The U.S. State Department is embedding equity across its foreign affairs work and raising the visibility of racial and other inequities globally, Secretary of State Antony Blinken announced April 14.
Providing equal opportunities for racial minorities and underserved communities is a Biden-Harris administration priority at home and abroad.
On April 14, the White House kicked off the next stage in this effort by making available “Equity Action Plans” outlining every U.S. government agency’s plan to advance racial equity and support for underserved communities. Read the State Department’s plan.
In addition to raising the visibility of racial and other inequities globally, Blinken said the new approach will “generate better-informed foreign policies to decrease barriers to equity and equality worldwide.”
Advancing equity through foreign policy
The State Department has already taken several concrete steps to advance equity through U.S. foreign policy and will continue to build on these actions. Some tangible steps include:
Participating with Canada and Mexico in trilateral commitments, such as the Global Equality Fund to project LGBTQI+ rights, the Trilateral Working Group on Violence Against Indigenous Women and Girls and the North American Partnership for Racial Equity and Inclusion.
Strongly supporting the creation of the Permanent Forum on People of African Descent at the United Nations to improve the safety and quality of life of African descendants globally.
Expanding data collection on racial equity and underserved communities for the department’s 2022 Trafficking in Persons Report and working with the White House and 20 other Cabinet agencies to integrate an equity-based approach into U.S. anti-trafficking policies and programs.
Supporting Colombia’s efforts to implement the 2016 peace accord and elevating the importance of the accord’s ethnic chapter, the most important mechanism in place to advance racial and ethnic inclusion in Colombia.
Implementing the first National Strategy on Gender Equity and Equality, released by the Biden-Harris administration in 2021. Using an “intersectional approach,” the plan seeks to break barriers and empower women, girls and LGBTQI+ people, in all their diversity, in the United States and globally.
Offering Americans the use of the “X” gender marker on passports. The State Department was the first U.S. government entity to offer the marker on identity documents.
As outlined in its Equity Action Plan, the State Department will take steps to advance racial and gender equity in all operations, including:

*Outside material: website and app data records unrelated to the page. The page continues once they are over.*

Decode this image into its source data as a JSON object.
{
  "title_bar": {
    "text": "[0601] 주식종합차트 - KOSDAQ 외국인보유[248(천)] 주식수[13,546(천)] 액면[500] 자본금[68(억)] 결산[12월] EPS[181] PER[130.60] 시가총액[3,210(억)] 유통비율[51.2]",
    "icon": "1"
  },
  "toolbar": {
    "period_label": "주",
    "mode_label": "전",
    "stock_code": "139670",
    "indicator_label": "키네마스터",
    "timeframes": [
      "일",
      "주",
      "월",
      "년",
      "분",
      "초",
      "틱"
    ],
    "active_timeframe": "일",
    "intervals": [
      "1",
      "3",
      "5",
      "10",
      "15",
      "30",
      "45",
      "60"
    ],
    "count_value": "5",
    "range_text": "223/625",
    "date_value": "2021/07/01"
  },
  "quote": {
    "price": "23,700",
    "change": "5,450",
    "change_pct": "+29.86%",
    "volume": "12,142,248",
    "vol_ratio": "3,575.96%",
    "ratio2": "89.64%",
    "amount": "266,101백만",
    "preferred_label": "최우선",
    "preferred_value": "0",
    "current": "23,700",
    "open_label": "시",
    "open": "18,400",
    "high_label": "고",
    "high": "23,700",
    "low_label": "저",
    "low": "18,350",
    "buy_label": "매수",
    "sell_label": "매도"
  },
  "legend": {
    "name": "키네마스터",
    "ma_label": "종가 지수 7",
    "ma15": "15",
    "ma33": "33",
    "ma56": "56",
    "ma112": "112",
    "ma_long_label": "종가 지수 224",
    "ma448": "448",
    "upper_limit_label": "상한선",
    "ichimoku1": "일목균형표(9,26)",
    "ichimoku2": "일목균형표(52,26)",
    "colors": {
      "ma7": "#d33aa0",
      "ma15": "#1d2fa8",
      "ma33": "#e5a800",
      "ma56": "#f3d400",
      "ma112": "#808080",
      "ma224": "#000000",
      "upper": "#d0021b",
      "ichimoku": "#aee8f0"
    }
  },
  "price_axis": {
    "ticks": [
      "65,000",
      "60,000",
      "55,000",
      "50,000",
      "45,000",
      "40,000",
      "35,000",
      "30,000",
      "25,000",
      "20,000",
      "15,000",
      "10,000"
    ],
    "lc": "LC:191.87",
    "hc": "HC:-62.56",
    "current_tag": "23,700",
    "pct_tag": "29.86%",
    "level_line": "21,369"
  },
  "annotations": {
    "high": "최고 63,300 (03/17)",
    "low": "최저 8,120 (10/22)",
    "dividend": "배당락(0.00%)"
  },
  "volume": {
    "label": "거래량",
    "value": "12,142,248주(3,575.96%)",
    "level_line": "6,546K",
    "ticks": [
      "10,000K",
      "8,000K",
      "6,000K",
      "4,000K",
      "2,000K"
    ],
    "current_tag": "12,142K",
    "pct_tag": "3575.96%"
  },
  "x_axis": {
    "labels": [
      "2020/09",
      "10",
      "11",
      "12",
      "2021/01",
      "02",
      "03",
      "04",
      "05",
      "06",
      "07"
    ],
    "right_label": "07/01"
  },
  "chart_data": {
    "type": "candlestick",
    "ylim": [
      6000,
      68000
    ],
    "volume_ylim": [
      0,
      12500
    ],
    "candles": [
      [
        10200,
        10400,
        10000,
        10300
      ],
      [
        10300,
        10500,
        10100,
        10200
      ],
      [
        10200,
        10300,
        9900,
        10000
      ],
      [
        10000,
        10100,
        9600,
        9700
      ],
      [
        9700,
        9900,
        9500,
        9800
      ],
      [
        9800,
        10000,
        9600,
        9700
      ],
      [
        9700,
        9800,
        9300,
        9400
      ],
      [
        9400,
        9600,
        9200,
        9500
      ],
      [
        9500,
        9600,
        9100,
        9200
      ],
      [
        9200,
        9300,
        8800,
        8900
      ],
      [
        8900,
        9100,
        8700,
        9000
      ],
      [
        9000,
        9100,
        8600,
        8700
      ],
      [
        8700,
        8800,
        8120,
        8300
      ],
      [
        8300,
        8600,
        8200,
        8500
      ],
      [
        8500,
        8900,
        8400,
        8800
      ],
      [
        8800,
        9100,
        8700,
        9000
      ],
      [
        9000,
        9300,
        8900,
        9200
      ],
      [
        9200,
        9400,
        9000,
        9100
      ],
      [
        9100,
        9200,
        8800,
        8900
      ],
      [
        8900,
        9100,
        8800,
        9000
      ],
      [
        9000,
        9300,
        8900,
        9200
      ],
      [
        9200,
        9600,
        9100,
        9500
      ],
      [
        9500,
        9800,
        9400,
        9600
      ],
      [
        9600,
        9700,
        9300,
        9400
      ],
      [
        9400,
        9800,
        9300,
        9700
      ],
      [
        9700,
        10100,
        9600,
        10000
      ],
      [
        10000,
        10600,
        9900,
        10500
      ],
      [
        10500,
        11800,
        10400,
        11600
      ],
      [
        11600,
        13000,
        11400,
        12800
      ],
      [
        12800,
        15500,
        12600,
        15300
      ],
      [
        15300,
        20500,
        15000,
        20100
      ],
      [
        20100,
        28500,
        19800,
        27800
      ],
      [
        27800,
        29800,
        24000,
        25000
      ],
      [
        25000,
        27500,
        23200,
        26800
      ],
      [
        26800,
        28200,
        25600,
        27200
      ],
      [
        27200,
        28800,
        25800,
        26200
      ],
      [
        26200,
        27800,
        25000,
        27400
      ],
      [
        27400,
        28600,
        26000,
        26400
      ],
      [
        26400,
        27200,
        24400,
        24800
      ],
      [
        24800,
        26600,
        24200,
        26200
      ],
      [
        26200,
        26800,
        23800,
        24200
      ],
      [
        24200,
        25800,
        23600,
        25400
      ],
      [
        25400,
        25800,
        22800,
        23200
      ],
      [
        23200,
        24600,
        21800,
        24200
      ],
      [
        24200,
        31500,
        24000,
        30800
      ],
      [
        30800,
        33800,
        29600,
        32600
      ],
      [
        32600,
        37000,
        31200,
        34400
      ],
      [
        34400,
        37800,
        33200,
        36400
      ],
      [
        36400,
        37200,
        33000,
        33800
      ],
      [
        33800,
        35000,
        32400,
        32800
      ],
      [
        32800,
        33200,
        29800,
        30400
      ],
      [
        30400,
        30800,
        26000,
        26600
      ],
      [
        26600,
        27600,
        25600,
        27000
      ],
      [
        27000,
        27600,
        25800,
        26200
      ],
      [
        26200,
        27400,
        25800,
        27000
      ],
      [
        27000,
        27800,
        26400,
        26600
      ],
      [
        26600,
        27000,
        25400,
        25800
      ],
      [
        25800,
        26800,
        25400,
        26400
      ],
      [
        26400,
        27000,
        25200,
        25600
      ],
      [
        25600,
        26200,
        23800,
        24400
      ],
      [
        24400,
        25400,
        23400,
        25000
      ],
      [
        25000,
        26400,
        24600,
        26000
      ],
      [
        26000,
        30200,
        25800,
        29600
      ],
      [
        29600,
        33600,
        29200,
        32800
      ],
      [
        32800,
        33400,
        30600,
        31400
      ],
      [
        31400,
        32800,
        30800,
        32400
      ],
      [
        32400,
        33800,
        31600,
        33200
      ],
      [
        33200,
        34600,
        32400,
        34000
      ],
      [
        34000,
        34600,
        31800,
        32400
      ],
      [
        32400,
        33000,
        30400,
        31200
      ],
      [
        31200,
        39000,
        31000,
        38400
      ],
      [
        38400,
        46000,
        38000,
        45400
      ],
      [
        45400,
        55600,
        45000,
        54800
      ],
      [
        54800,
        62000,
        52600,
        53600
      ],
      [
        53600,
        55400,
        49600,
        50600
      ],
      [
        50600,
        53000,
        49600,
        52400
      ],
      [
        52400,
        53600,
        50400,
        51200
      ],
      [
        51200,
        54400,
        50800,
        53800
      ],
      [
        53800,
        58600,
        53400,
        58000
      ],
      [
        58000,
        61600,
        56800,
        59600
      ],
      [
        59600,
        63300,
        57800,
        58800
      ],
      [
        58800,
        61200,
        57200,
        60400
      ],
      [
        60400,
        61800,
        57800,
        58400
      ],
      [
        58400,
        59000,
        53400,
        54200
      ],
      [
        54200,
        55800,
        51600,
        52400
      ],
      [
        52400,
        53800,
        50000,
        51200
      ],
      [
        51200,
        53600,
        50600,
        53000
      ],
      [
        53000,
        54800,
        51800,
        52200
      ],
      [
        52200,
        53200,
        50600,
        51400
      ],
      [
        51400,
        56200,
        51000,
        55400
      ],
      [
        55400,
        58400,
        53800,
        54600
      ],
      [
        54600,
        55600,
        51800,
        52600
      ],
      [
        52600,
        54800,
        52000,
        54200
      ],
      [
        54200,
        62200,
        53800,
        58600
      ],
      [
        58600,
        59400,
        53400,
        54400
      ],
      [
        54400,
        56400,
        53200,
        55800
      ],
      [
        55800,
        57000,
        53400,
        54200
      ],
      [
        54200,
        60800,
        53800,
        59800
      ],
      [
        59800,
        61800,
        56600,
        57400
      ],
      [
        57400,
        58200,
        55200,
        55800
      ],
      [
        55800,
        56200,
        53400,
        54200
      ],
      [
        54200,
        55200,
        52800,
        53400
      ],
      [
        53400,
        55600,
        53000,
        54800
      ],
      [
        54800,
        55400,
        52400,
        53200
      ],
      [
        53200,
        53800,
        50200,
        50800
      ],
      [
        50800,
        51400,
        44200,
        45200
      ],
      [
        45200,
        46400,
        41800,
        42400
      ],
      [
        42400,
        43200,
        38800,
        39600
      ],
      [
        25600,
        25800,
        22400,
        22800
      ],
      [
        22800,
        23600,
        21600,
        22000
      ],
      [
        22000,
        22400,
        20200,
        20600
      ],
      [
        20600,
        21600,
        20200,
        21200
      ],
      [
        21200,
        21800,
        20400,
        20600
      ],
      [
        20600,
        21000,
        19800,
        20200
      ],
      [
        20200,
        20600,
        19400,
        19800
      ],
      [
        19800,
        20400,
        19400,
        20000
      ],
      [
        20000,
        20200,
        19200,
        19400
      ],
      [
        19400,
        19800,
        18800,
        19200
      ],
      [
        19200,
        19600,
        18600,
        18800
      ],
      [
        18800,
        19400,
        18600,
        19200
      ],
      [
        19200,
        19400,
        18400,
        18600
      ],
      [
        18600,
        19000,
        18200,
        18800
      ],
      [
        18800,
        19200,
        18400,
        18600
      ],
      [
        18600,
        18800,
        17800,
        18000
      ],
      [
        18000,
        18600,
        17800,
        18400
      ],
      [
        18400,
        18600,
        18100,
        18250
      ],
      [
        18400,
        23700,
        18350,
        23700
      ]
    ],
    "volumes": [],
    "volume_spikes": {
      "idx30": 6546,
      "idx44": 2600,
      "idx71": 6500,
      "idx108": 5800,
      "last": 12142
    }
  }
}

- Diplomatic engagements.
- High-level dialogues.
- Multilateral efforts.
- Foreign assistance.
- Public diplomacy and exchanges.
- Procurement and contracts.
Diversity on the world stage
Several U.S. government officials serve as advocates for minority rights worldwide.
Sara Minkara is the U.S. special advisor on international disability rights. She is responsible for ensuring that U.S. diplomacy and foreign assistance support people with disabilities worldwide.
Jessica Stern is the U.S special envoy to advance the human rights of LGBTQI+ persons, with a mission is to promote equal respect for the LGBTQI+ community worldwide.
Justin Hansford, a Howard University law professor, was elected to serve on the United Nations Permanent Forum on People of African Descent to address racial discrimination for the 2022–2024 term. The United States strongly supported the creation of the forum.
“Equal opportunity is the bedrock of American democracy,” President Biden said in the executive order that he signed on his first day in office in 2021 on advancing equity, which launched this governmentwide initiative.